Only lines with the word "JSON" are needed; collect each of them from the listing below.

-- Data listing follows --

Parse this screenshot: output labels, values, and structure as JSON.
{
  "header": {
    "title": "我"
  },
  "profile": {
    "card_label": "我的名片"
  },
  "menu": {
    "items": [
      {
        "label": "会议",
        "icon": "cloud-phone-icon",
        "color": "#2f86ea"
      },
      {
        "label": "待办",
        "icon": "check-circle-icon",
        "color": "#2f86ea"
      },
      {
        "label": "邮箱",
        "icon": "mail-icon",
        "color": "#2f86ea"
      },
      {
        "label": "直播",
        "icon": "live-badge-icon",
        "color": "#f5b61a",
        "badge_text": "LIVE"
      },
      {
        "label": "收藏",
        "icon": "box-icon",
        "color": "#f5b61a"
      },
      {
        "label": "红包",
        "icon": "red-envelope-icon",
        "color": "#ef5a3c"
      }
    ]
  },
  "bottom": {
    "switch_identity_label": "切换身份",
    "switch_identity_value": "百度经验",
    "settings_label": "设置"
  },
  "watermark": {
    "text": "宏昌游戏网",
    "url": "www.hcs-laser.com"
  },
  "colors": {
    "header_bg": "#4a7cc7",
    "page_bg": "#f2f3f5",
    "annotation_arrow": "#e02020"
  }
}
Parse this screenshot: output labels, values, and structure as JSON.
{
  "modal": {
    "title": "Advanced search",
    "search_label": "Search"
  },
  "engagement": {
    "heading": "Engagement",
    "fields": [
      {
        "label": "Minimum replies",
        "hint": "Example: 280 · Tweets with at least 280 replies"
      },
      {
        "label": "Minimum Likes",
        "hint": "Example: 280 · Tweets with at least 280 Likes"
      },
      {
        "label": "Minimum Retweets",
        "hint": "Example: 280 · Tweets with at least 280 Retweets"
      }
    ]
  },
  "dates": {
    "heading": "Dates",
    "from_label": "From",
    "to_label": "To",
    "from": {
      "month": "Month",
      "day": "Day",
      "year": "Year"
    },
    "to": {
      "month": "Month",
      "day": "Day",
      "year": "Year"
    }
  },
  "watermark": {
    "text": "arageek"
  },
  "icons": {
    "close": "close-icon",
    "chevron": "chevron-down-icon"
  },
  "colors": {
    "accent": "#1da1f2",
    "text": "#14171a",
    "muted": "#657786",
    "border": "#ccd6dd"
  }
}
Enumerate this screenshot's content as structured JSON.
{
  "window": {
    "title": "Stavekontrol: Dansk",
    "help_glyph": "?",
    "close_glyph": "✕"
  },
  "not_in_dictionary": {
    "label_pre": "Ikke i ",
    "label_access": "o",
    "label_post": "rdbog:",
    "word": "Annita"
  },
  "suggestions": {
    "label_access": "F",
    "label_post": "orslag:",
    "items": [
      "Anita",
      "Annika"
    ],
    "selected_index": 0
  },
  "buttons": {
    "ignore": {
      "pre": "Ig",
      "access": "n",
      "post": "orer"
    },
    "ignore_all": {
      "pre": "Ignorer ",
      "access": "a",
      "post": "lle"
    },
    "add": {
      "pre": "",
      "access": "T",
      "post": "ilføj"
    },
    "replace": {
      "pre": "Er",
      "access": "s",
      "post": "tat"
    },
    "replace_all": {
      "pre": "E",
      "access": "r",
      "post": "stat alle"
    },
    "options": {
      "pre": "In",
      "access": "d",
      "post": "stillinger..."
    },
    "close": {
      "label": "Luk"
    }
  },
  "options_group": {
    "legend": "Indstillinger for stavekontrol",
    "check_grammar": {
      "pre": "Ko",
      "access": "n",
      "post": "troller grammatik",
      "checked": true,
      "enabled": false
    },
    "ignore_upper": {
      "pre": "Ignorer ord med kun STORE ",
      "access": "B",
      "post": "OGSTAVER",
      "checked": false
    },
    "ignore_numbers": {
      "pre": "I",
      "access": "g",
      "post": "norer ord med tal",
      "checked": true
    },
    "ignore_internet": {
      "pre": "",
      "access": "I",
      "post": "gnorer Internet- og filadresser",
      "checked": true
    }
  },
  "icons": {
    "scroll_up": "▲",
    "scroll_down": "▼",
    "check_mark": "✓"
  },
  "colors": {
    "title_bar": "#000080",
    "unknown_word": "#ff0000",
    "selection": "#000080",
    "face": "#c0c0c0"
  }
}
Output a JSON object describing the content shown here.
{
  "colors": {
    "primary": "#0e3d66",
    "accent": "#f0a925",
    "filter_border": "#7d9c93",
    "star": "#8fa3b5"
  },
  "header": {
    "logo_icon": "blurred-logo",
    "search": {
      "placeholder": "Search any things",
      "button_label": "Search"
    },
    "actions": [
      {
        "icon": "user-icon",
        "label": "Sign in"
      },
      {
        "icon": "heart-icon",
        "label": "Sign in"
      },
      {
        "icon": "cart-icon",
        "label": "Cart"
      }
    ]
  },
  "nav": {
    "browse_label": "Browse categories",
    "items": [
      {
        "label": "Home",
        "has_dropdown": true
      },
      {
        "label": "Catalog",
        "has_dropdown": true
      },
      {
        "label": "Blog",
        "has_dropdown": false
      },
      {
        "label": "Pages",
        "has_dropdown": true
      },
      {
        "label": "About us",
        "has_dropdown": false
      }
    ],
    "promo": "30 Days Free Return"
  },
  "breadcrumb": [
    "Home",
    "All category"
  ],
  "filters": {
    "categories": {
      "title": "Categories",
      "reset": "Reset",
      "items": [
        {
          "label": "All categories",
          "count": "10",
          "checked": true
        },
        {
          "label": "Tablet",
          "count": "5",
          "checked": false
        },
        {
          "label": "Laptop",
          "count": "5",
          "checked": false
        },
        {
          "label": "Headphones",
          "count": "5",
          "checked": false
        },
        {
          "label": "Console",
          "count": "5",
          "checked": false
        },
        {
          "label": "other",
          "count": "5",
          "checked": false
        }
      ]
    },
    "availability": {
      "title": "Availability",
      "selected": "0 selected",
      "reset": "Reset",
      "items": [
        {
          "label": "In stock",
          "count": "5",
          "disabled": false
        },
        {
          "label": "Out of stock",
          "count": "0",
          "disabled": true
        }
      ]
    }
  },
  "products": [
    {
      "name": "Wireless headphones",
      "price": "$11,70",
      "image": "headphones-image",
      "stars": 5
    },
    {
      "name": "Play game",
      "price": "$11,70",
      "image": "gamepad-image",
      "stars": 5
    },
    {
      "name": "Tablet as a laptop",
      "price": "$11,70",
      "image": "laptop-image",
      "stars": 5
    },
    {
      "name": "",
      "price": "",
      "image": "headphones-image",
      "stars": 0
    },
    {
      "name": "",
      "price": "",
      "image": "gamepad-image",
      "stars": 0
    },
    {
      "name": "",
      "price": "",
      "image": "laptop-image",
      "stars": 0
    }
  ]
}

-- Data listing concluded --

Task answer:
Parse this screenshot: output labels, values, and structure as JSON.
Parse this screenshot: output labels, values, and structure as JSON.
Enumerate this screenshot's content as structured JSON.
Output a JSON object describing the content shown here.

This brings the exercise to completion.